What is it about fly fishing that helped hit the reset button?
Fly fishing is the ying to the yang of my hunting obsession because it presses a lot of the same buttons. It taps into the same energies and obsessions that make me love bow hunting and hunting so much, except it does it without the burden of the career and the goals and the pressures associated with hunting as my career. I can dive into this thing where you have to become intimately familiar with your surroundings, with your quarry, with the landscape. You need to fine tune your approach. You need to be detail oriented. You become immersed in the natural world and you can lose sight of yourself for hours or days on end. All those things that I love about bow hunting are true about fly fishing, just in a different kind of landscape with a different type of core and a different tool.
I've said a number of times now that if I had dove deep into fly fishing a few years earlier, I would've been a fly fishing podcaster, writer, and content creator, because I love it just as much as anything I do on the hunting side. I just happened to dive into the hunting side a little bit earlier and that's where the career took me. Fly fishing is fully rejuvenating for me. I'm an obsessive personality. I'm a hard driving, type A, goal-oriented kind of guy. I've been able to dive hard into fly fishing just for fun, just because I'm obsessed with it. There's nothing else on top of it. I don't need to create any content. I don't need to feel obligated to have anything to share with anyone. It refills my cup. It just soothes my soul and I can go crazy out there.
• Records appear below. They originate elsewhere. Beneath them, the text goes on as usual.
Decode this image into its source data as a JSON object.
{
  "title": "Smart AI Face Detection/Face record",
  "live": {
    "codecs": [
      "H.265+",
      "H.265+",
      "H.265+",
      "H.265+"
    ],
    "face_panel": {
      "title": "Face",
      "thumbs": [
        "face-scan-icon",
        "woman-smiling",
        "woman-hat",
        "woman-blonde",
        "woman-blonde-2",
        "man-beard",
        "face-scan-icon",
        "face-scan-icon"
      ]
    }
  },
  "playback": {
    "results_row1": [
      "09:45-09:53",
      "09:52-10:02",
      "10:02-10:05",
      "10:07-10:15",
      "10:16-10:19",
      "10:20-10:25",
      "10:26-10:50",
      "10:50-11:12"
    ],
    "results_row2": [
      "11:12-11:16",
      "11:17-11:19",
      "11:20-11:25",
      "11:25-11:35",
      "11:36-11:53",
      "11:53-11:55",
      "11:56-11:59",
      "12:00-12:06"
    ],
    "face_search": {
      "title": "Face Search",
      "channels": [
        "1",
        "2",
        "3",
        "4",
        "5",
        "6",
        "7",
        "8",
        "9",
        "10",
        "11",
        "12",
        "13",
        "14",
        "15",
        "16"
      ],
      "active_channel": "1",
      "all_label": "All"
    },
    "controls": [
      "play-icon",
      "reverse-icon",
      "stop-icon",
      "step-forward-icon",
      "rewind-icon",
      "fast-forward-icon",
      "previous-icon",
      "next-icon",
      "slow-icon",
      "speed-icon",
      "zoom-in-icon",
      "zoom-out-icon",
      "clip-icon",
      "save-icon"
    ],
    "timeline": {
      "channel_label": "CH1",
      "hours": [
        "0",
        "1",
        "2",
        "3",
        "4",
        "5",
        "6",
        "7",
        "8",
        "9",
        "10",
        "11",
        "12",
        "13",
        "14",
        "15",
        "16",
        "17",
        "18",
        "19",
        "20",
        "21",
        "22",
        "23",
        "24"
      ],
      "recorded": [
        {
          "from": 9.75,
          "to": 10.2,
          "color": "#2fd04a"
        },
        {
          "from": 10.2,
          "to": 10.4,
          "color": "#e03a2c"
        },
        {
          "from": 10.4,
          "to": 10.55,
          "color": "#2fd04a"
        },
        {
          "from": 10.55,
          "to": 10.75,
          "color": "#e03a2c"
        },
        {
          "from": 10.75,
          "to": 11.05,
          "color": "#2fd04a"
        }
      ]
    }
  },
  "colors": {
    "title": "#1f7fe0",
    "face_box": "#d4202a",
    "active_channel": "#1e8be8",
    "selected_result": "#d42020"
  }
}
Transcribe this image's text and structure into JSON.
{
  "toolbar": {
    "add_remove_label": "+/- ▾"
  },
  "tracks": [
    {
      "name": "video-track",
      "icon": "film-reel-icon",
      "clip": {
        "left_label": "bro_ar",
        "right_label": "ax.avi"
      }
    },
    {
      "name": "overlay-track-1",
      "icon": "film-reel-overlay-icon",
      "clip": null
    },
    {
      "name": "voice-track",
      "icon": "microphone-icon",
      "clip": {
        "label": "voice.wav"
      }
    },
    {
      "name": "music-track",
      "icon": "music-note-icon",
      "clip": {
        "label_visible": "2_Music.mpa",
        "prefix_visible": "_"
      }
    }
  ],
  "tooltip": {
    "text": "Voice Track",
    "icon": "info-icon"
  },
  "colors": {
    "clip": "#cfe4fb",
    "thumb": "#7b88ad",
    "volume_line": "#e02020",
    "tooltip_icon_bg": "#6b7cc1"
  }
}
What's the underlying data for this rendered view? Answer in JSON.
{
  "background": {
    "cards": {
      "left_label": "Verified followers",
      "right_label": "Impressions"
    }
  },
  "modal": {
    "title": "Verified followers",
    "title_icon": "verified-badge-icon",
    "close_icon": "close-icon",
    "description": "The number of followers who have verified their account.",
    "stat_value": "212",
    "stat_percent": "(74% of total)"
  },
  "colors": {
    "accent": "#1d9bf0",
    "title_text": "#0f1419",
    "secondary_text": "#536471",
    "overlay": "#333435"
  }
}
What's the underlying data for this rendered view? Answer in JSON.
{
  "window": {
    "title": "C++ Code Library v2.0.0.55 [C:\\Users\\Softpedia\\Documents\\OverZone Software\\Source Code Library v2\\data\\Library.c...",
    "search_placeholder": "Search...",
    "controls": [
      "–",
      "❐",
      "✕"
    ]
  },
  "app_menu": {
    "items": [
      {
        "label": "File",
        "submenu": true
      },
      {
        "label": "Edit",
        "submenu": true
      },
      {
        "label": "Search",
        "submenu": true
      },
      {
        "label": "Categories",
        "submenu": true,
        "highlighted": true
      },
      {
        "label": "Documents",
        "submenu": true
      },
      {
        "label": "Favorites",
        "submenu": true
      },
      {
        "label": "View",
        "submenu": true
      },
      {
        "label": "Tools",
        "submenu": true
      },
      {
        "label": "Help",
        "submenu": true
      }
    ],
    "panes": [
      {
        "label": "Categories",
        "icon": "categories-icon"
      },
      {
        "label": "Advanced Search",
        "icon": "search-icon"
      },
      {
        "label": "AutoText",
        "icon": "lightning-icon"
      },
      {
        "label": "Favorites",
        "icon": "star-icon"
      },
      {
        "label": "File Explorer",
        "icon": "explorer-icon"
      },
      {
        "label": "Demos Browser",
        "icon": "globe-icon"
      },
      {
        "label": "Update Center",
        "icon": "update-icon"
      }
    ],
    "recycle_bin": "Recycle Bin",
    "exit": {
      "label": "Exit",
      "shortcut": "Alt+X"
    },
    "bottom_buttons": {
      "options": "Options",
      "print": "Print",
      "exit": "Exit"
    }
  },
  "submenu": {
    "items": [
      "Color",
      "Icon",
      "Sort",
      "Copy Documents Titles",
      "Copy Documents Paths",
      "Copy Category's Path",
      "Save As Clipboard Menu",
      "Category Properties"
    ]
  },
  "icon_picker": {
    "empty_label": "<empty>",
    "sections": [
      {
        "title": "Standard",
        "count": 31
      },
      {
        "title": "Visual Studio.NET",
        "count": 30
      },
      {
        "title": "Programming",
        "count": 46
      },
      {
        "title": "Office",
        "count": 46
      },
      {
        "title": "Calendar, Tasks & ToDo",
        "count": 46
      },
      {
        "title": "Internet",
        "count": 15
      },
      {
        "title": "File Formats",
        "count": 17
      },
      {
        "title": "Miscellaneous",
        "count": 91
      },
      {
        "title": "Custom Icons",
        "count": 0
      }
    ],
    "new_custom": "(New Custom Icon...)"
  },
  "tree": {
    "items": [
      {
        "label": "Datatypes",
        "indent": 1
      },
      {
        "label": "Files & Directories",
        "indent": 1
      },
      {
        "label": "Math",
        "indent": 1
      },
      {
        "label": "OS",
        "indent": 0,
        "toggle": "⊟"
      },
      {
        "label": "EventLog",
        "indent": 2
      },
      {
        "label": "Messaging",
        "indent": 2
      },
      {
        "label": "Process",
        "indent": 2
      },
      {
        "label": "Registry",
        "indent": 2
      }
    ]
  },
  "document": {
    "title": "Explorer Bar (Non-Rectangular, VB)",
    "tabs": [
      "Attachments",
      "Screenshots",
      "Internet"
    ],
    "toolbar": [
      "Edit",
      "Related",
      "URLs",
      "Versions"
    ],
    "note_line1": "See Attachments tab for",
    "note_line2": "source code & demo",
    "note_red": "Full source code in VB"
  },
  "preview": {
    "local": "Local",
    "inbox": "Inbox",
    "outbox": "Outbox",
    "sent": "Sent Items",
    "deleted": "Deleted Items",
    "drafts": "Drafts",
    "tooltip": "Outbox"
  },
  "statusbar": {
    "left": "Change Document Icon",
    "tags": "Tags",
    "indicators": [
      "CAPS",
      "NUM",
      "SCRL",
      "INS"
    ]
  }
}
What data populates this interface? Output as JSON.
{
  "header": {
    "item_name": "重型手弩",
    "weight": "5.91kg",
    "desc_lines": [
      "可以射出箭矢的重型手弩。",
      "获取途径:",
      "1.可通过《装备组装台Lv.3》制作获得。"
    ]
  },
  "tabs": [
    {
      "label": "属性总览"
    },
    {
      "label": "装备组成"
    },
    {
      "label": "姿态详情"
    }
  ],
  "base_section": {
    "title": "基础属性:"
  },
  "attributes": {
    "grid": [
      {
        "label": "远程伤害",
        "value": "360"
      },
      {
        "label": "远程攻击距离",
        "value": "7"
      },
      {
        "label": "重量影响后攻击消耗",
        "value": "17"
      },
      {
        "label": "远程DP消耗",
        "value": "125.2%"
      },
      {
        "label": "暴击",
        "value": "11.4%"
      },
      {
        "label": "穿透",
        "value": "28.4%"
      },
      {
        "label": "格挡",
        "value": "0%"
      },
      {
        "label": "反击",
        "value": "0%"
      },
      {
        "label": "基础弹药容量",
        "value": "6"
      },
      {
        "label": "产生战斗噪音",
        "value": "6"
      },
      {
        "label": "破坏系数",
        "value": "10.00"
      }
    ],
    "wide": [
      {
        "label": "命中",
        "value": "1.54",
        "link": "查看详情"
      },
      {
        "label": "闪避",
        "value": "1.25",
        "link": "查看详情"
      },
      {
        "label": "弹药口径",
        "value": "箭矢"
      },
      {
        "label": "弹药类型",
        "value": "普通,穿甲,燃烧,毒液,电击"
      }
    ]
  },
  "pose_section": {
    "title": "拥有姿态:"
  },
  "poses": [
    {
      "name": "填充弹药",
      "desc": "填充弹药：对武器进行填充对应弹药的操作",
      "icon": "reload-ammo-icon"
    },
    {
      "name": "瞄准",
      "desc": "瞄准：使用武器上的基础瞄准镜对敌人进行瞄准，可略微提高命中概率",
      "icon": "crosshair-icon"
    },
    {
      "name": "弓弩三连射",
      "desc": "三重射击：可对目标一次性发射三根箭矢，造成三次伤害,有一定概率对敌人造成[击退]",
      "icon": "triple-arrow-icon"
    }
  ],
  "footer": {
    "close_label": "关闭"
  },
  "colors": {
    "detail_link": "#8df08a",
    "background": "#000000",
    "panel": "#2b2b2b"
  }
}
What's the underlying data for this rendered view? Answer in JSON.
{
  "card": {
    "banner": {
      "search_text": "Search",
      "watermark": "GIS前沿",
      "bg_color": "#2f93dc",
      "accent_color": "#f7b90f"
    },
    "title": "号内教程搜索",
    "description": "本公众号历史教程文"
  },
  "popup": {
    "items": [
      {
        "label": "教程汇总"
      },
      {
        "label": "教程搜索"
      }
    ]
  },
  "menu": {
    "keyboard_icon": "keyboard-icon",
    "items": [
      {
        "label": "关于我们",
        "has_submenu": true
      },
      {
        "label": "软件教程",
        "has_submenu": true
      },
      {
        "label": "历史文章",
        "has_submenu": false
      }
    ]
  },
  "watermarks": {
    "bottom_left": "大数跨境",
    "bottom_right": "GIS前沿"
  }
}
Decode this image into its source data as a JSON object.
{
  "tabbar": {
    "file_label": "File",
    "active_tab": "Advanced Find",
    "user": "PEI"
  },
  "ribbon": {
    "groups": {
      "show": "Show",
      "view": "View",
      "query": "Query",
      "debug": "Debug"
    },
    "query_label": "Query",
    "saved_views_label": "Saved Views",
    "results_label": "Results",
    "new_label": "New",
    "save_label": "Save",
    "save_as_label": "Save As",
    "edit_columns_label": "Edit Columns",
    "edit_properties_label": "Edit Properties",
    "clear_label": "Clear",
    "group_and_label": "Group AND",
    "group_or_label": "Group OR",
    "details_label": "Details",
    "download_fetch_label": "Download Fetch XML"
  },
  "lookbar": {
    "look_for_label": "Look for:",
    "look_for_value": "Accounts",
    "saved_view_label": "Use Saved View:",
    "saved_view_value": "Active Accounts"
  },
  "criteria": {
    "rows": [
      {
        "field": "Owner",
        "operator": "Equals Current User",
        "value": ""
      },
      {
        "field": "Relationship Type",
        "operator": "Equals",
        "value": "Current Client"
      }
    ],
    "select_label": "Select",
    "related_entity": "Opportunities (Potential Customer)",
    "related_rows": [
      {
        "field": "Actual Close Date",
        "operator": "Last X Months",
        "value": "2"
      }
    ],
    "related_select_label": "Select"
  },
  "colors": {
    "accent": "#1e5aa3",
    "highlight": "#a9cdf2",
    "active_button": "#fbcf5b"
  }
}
You’ve mentioned your boys a few times. How has having kids changed your perspective on your time outdoors?
It resets your priorities in a lot of ways. There are two things that come to mind. One, I would find myself hunting or whatever and something would go wrong, and it'd be the end of the world. Let's say I've been hunting for three months and I finally get a shot on the deer I'm after and then I miss. It would be the end of the world, back in the day. But since having kids—it sounds cliché, but it’s true—it puts everything into perspective.
Yeah, I missed a buck, but who cares? I get to go home and see my kids and they're healthy and I know what an amazing thing that is. I can bounce back from some kind of previous “devastation” that I now realize is so minimal in the grand scheme of things when you have these lives that are dependent on you, that bring you so much joy.
The second thing is the more time we get to spend outside together, me and the boys, the more I just realize that they find joy in everything. Every little thing. They find a cool looking rock and they could spend 15 minutes staring at it and putting it under the water and seeing how it glitters. Nature's so amazing and fun and joyful for a two-year-old and a four-year-old. It's easy as an adult to be wrapped up in whatever mission you're on or whatever your journey is, or your goal or your big epic trip, whether you're trying to catch your 24-inch brown trout or kill a buck. You're so obsessed with this thing that you forget to look at that shiny rock. You forget to see that eagle on top of the branch, or you lose sight of the little things that make this thing so special.
The kids are a constant reminder for me to look at the world all around me and to enjoy those little things, too. They live it by example. And I'm learning from them by their example. It's helping me get back to what I talked about at the beginning, which is enjoying this thing in its entirety, not because I can check something off my list or put a picture on Instagram, but because these places and animals and creatures and opportunities are just the best thing in the world. I just get to soak it up.